The problem with Special VFR, with any visual flight in low visibility, is that you need to be able to see the ground for two reasons, to be legal and to stay alive. On the legality side, the visibility needs to be at least one mile which, in an aircraft doing two miles a minute, is very marginal, and you’ve got to stay out of the clouds. These are known as Special VFR rules, and it essentially allows visual flight in conditions that are otherwise restricted to instrument rules. Those visibility minimums, by the way, are determined by the pilot and not by any air traffic controller, which is how it has to be. How would a controller have any idea what your flight visibility was? 

The problem is, according to a lot of the weather data available that morning, Zobayan almost certainly couldn’t see where he was flying well enough to be legal, even by the dicey standards of Special VFR. And when you need to stretch a rule that already gives you razor-thin margins, that’s a problem. And as you might have read before, it wasn’t the first time that Zobayan did this. Just the last time.

The second problem is this. In order to fly any aircraft, but especially a helicopter, you need to be able to see the outside world. Once you lose reference to the ground and sky and horizon, it’s not only easy, but it’s unavoidable that the pilot, unless they immediately start flying by reference to instruments, will lose control of the aircraft in a way that happens fast and is almost impossible to recover from when you’re already close to the ground, as the helicopter in the Kobe crash was. That’s the danger that lurks for visual flight in low visibility. Every pilot knows it, too. Some stretch their luck. And it usually works. But in this case, failure isn’t a live-and-learn proposition.

And as it happened, by the time the helicopter had gotten into the San Fernando Valley, the visibility hadn’t improved and by all appearances, Zobayan got lost trying to find his way through the low clouds, and when you get lost in an aircraft in low visibility and with little or no reference to the outside world, then you are moments from an unsurvivable crash.

Indeed, the evidence points to just that as the cause of the crash. Zobayan lost sight of the ground as he flew into high terrain, and not knowing what was up and what was down, he then quickly lost control of the helicopter, which crashed at a high rate of speed into the earth. If it’s any consolation, and it might well be, it was over instantly for all nine human beings aboard.

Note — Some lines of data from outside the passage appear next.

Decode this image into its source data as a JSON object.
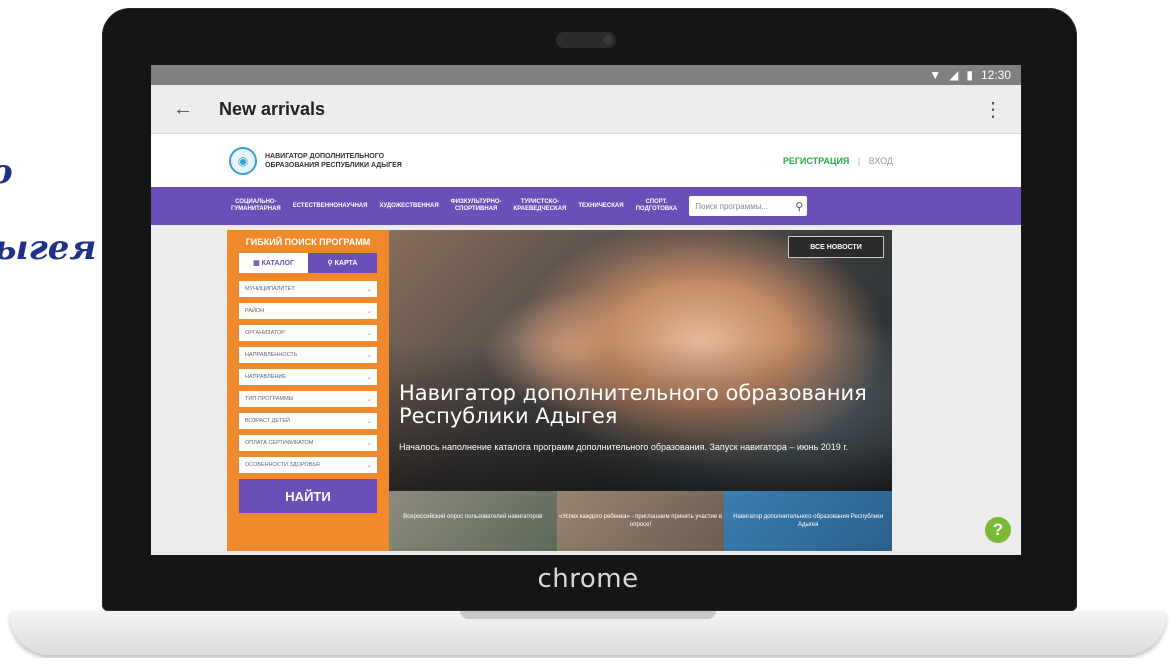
{
  "side_text": {
    "line1": "о",
    "line2": "ыгея"
  },
  "laptop": {
    "brand": "chrome"
  },
  "statusbar": {
    "time": "12:30",
    "wifi_icon": "▼",
    "signal_icon": "◢",
    "battery_icon": "▮"
  },
  "appbar": {
    "back_icon": "←",
    "title": "New arrivals",
    "more_icon": "⋮"
  },
  "site": {
    "logo_icon": "◉",
    "name_line1": "НАВИГАТОР ДОПОЛНИТЕЛЬНОГО",
    "name_line2": "ОБРАЗОВАНИЯ РЕСПУБЛИКИ АДЫГЕЯ",
    "register": "РЕГИСТРАЦИЯ",
    "separator": "|",
    "login": "ВХОД"
  },
  "nav": {
    "items": [
      {
        "line1": "СОЦИАЛЬНО-",
        "line2": "ГУМАНИТАРНАЯ"
      },
      {
        "line1": "ЕСТЕСТВЕННОНАУЧНАЯ",
        "line2": ""
      },
      {
        "line1": "ХУДОЖЕСТВЕННАЯ",
        "line2": ""
      },
      {
        "line1": "ФИЗКУЛЬТУРНО-",
        "line2": "СПОРТИВНАЯ"
      },
      {
        "line1": "ТУРИСТСКО-",
        "line2": "КРАЕВЕДЧЕСКАЯ"
      },
      {
        "line1": "ТЕХНИЧЕСКАЯ",
        "line2": ""
      },
      {
        "line1": "СПОРТ.",
        "line2": "ПОДГОТОВКА"
      }
    ],
    "search_placeholder": "Поиск программы...",
    "search_icon": "⚲"
  },
  "filter": {
    "title": "ГИБКИЙ ПОИСК ПРОГРАММ",
    "catalog_icon": "▦",
    "catalog": "КАТАЛОГ",
    "map_icon": "⚲",
    "map": "КАРТА",
    "selects": [
      "МУНИЦИПАЛИТЕТ",
      "РАЙОН",
      "ОРГАНИЗАТОР",
      "НАПРАВЛЕННОСТЬ",
      "НАПРАВЛЕНИЕ",
      "ТИП ПРОГРАММЫ",
      "ВОЗРАСТ ДЕТЕЙ",
      "ОПЛАТА СЕРТИФИКАТОМ",
      "ОСОБЕННОСТИ ЗДОРОВЬЯ"
    ],
    "chevron": "⌄",
    "find": "НАЙТИ"
  },
  "hero": {
    "all_news": "ВСЕ НОВОСТИ",
    "title": "Навигатор дополнительного образования Республики Адыгея",
    "subtitle": "Началось наполнение каталога программ дополнительного образования. Запуск навигатора – июнь 2019 г.",
    "cards": [
      "Всероссийский опрос пользователей навигаторов",
      "«Успех каждого ребенка» - приглашаем принять участие в опросе!",
      "Навигатор дополнительного образования Республики Адыгея"
    ]
  },
  "help": {
    "label": "?"
  }
}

Am I angry at Zobayan? You bet I am. A year later, I’m still angrier than a polite vocabulary will allow me to express. All the evidence points to the conclusion that Zobayan knowingly flew into weather conditions that were below legal minimums, hoping that they’d improve. In doing so, he most probably painted himself and his eight passengers into a corner, where they all needed to count on the luck of a sudden improvement if they were to survive. And he and his eight passengers paid with their lives for this act of wishful thinking.

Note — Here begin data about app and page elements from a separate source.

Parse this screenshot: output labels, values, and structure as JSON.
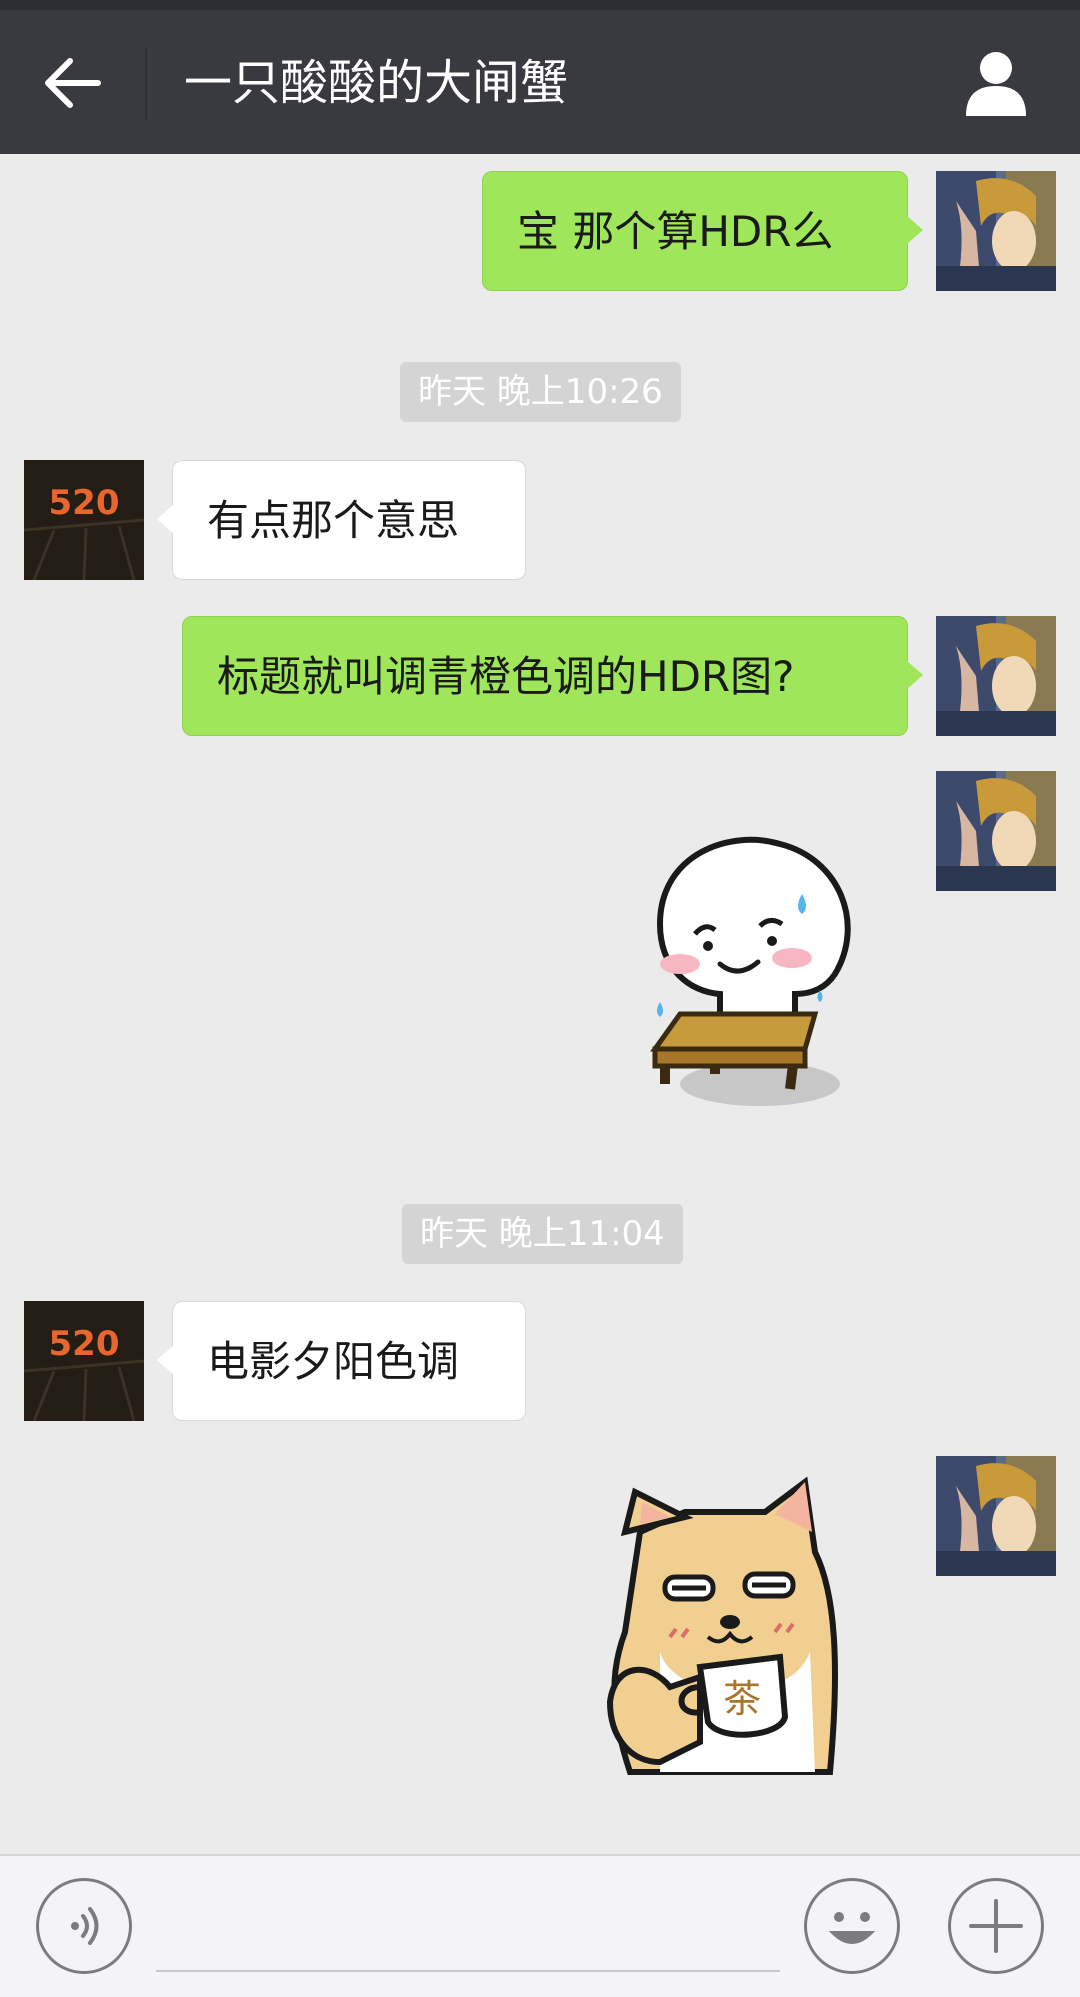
{
  "header": {
    "title": "一只酸酸的大闸蟹"
  },
  "messages": [
    {
      "id": "m1",
      "sender": "me",
      "type": "text",
      "text": "宝 那个算HDR么"
    },
    {
      "id": "t1",
      "type": "timestamp",
      "text": "昨天 晚上10:26"
    },
    {
      "id": "m2",
      "sender": "them",
      "type": "text",
      "text": "有点那个意思"
    },
    {
      "id": "m3",
      "sender": "me",
      "type": "text",
      "text": "标题就叫调青橙色调的HDR图?"
    },
    {
      "id": "m4",
      "sender": "me",
      "type": "sticker",
      "sticker": "sweating-bun-on-stool-sticker"
    },
    {
      "id": "t2",
      "type": "timestamp",
      "text": "昨天 晚上11:04"
    },
    {
      "id": "m5",
      "sender": "them",
      "type": "text",
      "text": "电影夕阳色调"
    },
    {
      "id": "m6",
      "sender": "me",
      "type": "sticker",
      "sticker": "shiba-dog-drinking-tea-sticker",
      "cup_text": "茶"
    }
  ],
  "avatars": {
    "them": {
      "text": "520",
      "color": "#e8662e"
    }
  },
  "inputbar": {
    "icons": [
      "voice-icon",
      "emoji-icon",
      "plus-icon"
    ]
  },
  "colors": {
    "header_bg": "#393a3f",
    "chat_bg": "#ebebeb",
    "my_bubble": "#9fe65a",
    "their_bubble": "#ffffff"
  }
}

Ara Zobayan was by all accounts a very nice man. A nice man who, the evidence strongly suggests, made a stupid mistake.  

The NTSB final report on the crash will come out at some point—my guess is this summer. And the weird part of it is, there’s likely to be nothing in it we don’t already know. The crash had such an impact on so many people who adored Kobe and who are still dealing with the trauma of the loss that the accident has been dissected probably more than any other in history. There were no recorders for the NTSB to use to base their judgments on, and that’s a blessing. And there don’t have to be. It seems like we all knew what happened a few days after the sad news started to filter out.

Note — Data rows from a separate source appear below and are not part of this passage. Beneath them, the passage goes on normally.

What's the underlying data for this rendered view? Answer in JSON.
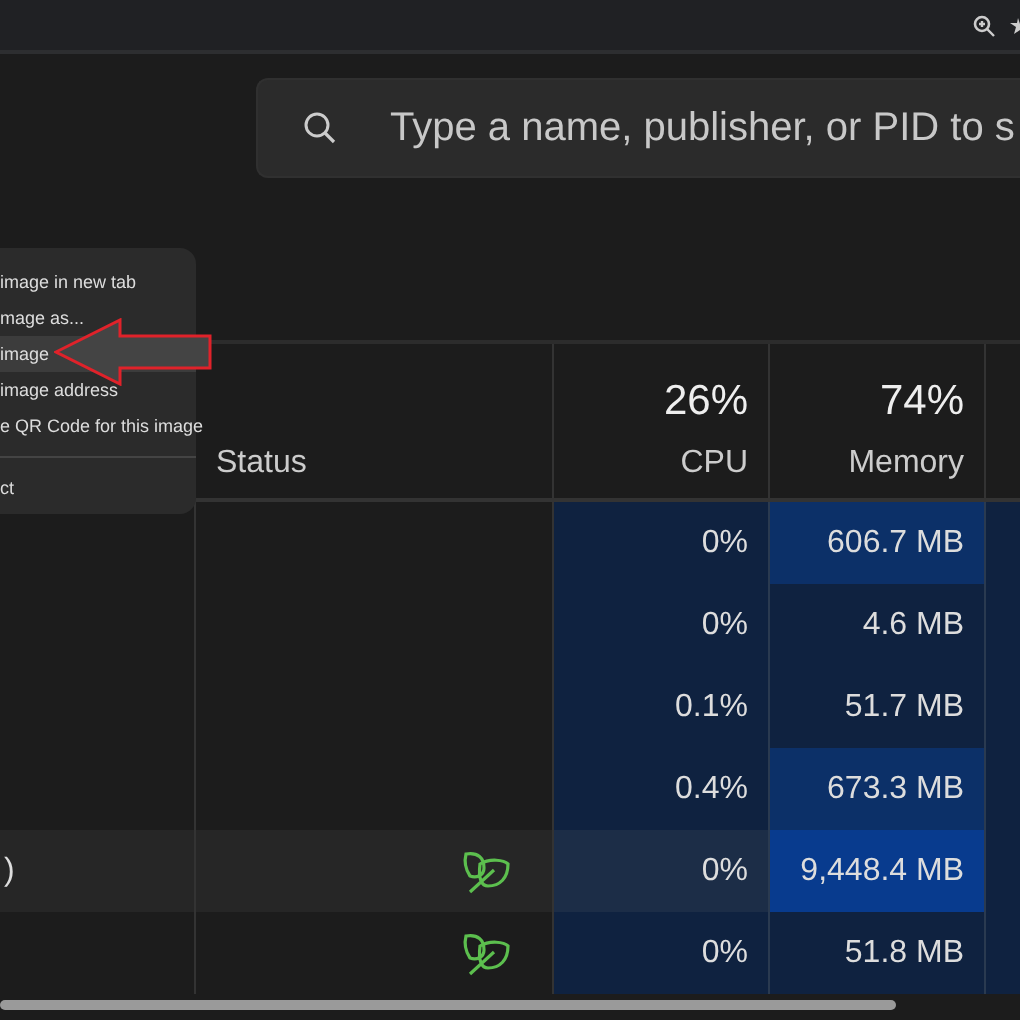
{
  "search": {
    "placeholder": "Type a name, publisher, or PID to s"
  },
  "columns": [
    {},
    {
      "label": "Status"
    },
    {
      "percent": "26%",
      "label": "CPU"
    },
    {
      "percent": "74%",
      "label": "Memory"
    }
  ],
  "rows": [
    {
      "efficiency": false,
      "hovered": false,
      "cpu": "0%",
      "memory": "606.7 MB",
      "color": "#0c3068"
    },
    {
      "efficiency": false,
      "hovered": false,
      "cpu": "0%",
      "memory": "4.6 MB",
      "color": "#0f2240"
    },
    {
      "efficiency": false,
      "hovered": false,
      "cpu": "0.1%",
      "memory": "51.7 MB",
      "color": "#0f2240"
    },
    {
      "efficiency": false,
      "hovered": false,
      "cpu": "0.4%",
      "memory": "673.3 MB",
      "color": "#0c3068"
    },
    {
      "name": ")",
      "efficiency": true,
      "hovered": true,
      "cpu": "0%",
      "memory": "9,448.4 MB",
      "color": "#083b8e"
    },
    {
      "efficiency": true,
      "hovered": false,
      "cpu": "0%",
      "memory": "51.8 MB",
      "color": "#0f2240"
    }
  ],
  "context_menu": {
    "items": [
      {
        "label": "image in new tab",
        "hovered": false,
        "separator_before": false
      },
      {
        "label": "mage as...",
        "hovered": false,
        "separator_before": false
      },
      {
        "label": "image",
        "hovered": true,
        "separator_before": false
      },
      {
        "label": "image address",
        "hovered": false,
        "separator_before": false
      },
      {
        "label": "e QR Code for this image",
        "hovered": false,
        "separator_before": false
      },
      {
        "label": "ct",
        "hovered": false,
        "separator_before": true
      }
    ]
  }
}
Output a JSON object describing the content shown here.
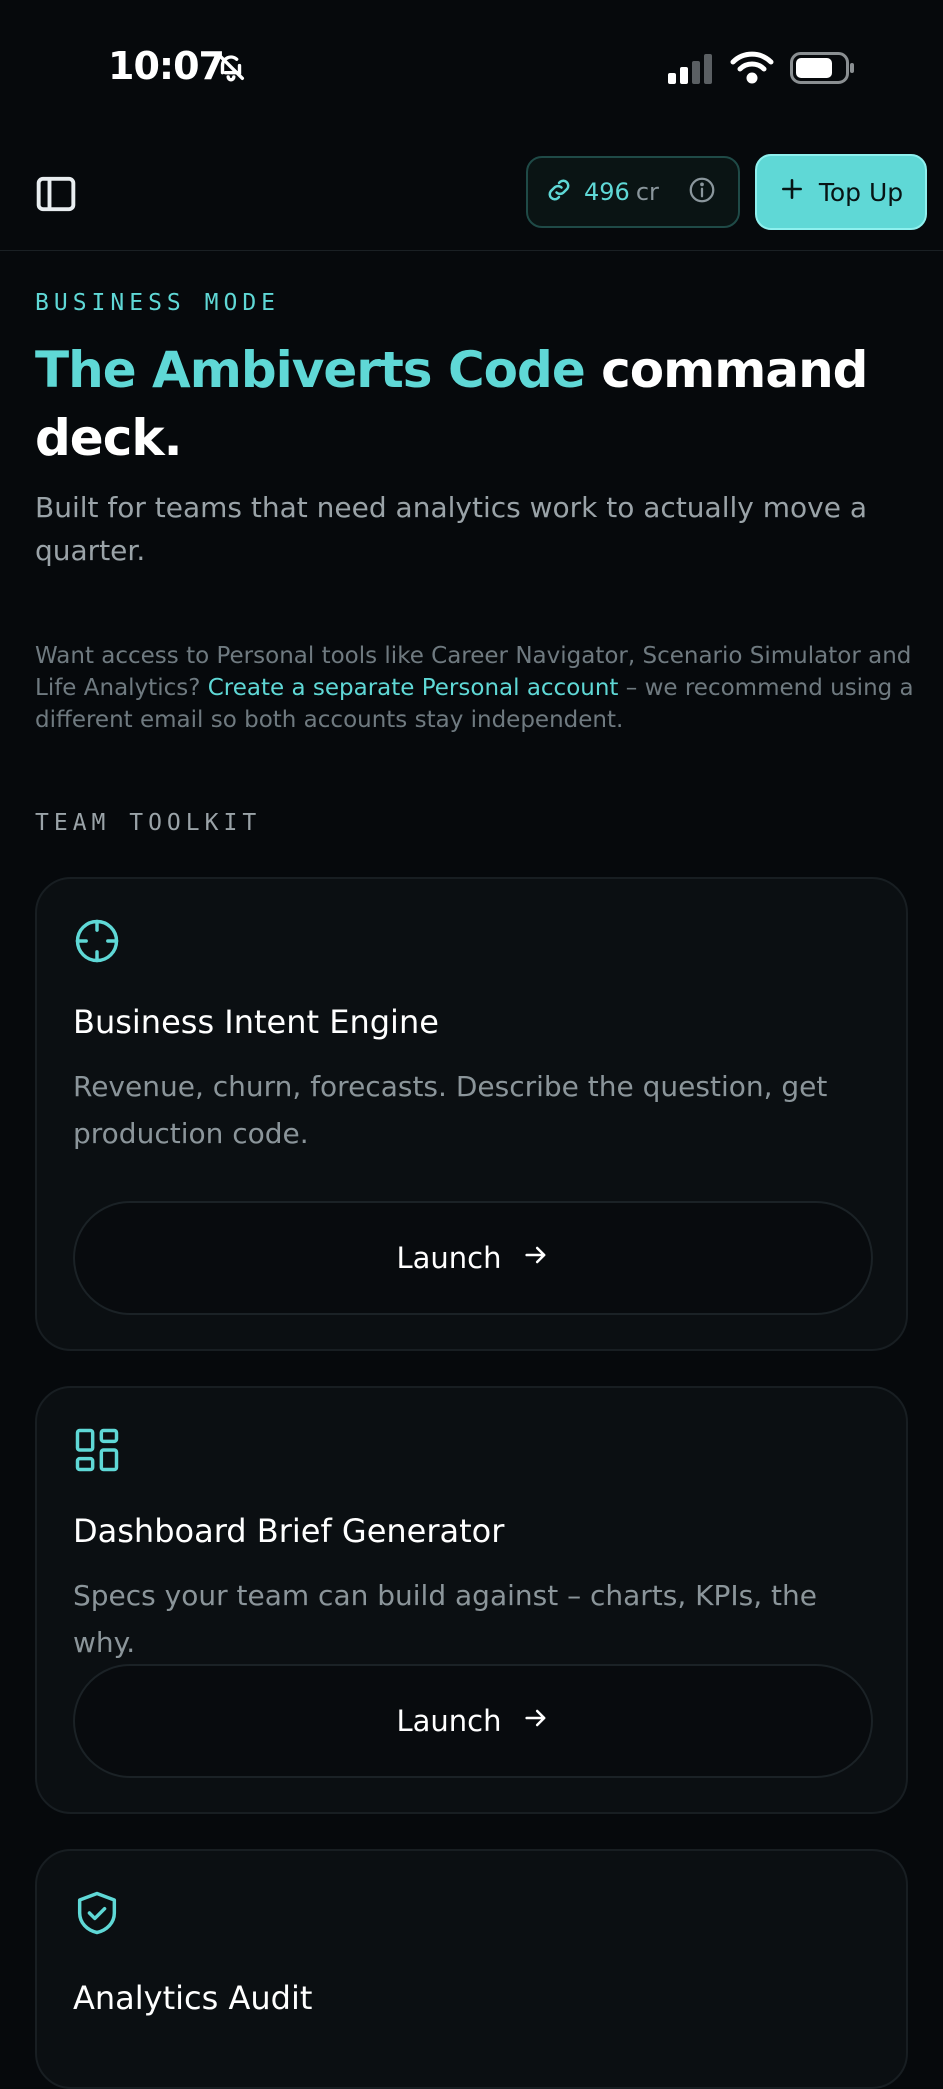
{
  "status_bar": {
    "time": "10:07"
  },
  "header": {
    "credits_value": "496",
    "credits_unit": "cr",
    "topup_label": "Top Up"
  },
  "hero": {
    "eyebrow": "BUSINESS MODE",
    "title_accent": "The Ambiverts Code",
    "title_rest": " command deck.",
    "subtitle": "Built for teams that need analytics work to actually move a quarter.",
    "note_prefix": "Want access to Personal tools like Career Navigator, Scenario Simulator and Life Analytics? ",
    "note_link": "Create a separate Personal account",
    "note_suffix": " – we recommend using a different email so both accounts stay independent."
  },
  "toolkit": {
    "label": "TEAM TOOLKIT",
    "cards": [
      {
        "icon": "crosshair-icon",
        "title": "Business Intent Engine",
        "description": "Revenue, churn, forecasts. Describe the question, get production code.",
        "button": "Launch"
      },
      {
        "icon": "dashboard-grid-icon",
        "title": "Dashboard Brief Generator",
        "description": "Specs your team can build against – charts, KPIs, the why.",
        "button": "Launch"
      },
      {
        "icon": "shield-check-icon",
        "title": "Analytics Audit"
      }
    ]
  },
  "colors": {
    "accent": "#5fd8d6",
    "background": "#06090c",
    "card": "#0b0f12"
  }
}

The pilot knowingly flew into bad weather and crashed. It was a tragedy that was entirely preventable. That last part will provide solace to absolutely no one.